    1. Thanks so much for sharing this! What a beautiful "angel on earth" you had, and what great advice she gave you for all sorts of situations in our families! Love and acceptance truly are such a magical way!

  4. I love the Harry Potter! I have the audio books playing all the time. I'm now watching the movies or should I say they are playing in the background while I work on making cards in the evenings.
    I live in an area where there are a whole lot of "Tiger Moms" and pushing their children to be the top in the class.

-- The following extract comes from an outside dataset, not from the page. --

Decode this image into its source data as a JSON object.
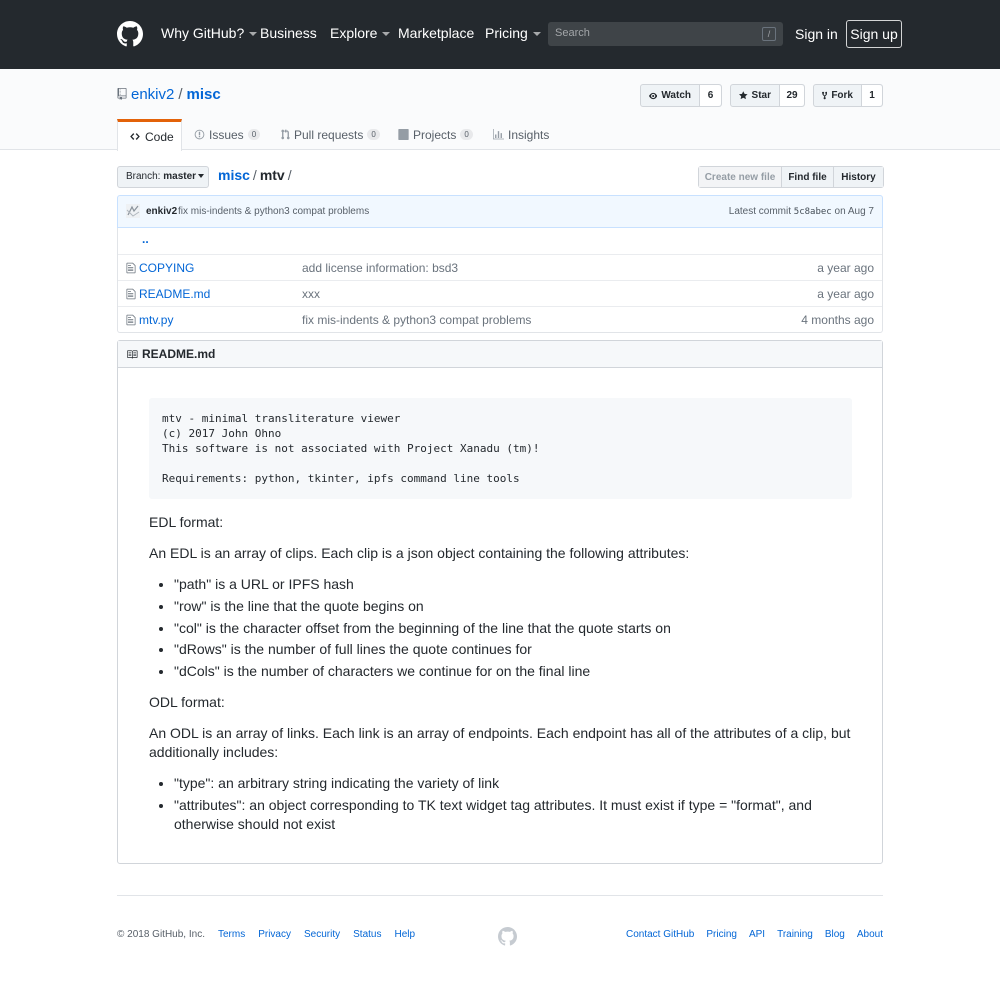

    When my daughter was in high school, one of her friends was pushed to get top grades so she could get into UC Berkeley. Not a college she wanted to go to but one her mom did. When the girls applied, she was accepted but she forged a friend's letter of denial to show her mom. Her mom said "you're not smart enough or good enough to go to the best, I don't care now what school you go to!" She went on to the small art school she dreamed of going to and graduated. She then gave her mom the real letter from UC Berkeley at her college graduation and said "I'm smart enough and good enough but I went where it was best for me and not you."


Thanks so much for taking time to comment!